Protec had major contracts for prisons, hospitals and airports and SRT and Fire Systems began to install legitimate systems for them. But Tipping got work on occasion fraudulently by his dishonest agreement with Petrie and Robertson. Tipping went on to purport to install Protec systems and have them commissioned by the firm, but the equipment was stolen and fraudulently commissioned.
Mr Priestley said in the third part of the scam. Tipping fraudulently sent Protec invoices for £100,000 of work from Fire Systems rather than SRT (Electrical), even though SRT had done the work, to divert money away from the liquidators and creditors of SRT (Electrical) Ltd.
The prosecutor said Tipping, saying he was a Protec sub-contractor, was awarded the fire alarm and detection systems supply and installation work for projects ADS were doing for Mandale. Tipping invoiced ADS £254,909, or one job of putting in equipment at a 386 bedroom development in Middlesbrough.
Tipping had an agreement with Petrie and Scholes to fraudulently commission the systems and certificates were signed by people who did not exist. They used Protec laptops and security dongles. All the systems later had to be recommissioned in the interests of safety and to make them legally compliant. Several faults and defects had been found.
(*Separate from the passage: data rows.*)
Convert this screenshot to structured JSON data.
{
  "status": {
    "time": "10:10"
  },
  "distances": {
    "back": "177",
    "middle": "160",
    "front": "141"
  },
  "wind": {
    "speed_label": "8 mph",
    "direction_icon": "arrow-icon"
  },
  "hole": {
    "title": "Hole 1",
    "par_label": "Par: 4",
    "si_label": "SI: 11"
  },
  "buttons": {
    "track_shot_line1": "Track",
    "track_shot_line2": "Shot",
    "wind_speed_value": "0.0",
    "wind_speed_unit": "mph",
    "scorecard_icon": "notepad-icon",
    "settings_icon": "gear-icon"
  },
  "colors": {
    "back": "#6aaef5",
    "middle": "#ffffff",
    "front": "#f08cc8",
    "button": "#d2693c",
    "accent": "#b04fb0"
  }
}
The court heard the total trade price loss to Protec in devices and commissioning costs was about £156,642, excluding VAT.
Mr Priestley continued: “The stolen parts were installed as part of a fire detection system which was fraudulently passed off as being a legitimate, new, fully functioning Protec system. This was often done in a way that showed a callous disregard for the safety of the occupants of the building.”
After the hearing, Mr Barrie Russell, managing director of Protec, which employs 700 people in the UK, 100 in Holland and has been in existence 43 years, said the sentences on the defendants, who he described as “bad eggs”, was satisfactory.
He continued: “All our other employees are fantastic people, who have made the company successful. They are loyal, honest employees and I wouldn’t want their reputation to be tarnished by those five.” Mr Russell added: “Whatever has happened, none of our clients have been affected.”
Detective Inspector Dave Groombridge, from Nelson CID, said: “The losses to the company were minimised by the decisive action taken internally and due to their collaboration with police, none of Protec’s clients have been affected.
“All the defendants were involved at various levels to steal, install or commission stolen Protec equipment. Both Petrie and Robertson held positions of trust at the company, which they fully abused in order to steal large amounts of stock.
“The most concerning aspect of this case is that there was sub-standard installation of second hand equipment in high fire risk student accommodation, resulting in remedial works having to be undertaken by the building owners to ensure their safety.
“I hope this sentence demonstrates that the police will do everything within their power to detect fraud and support local businesses.”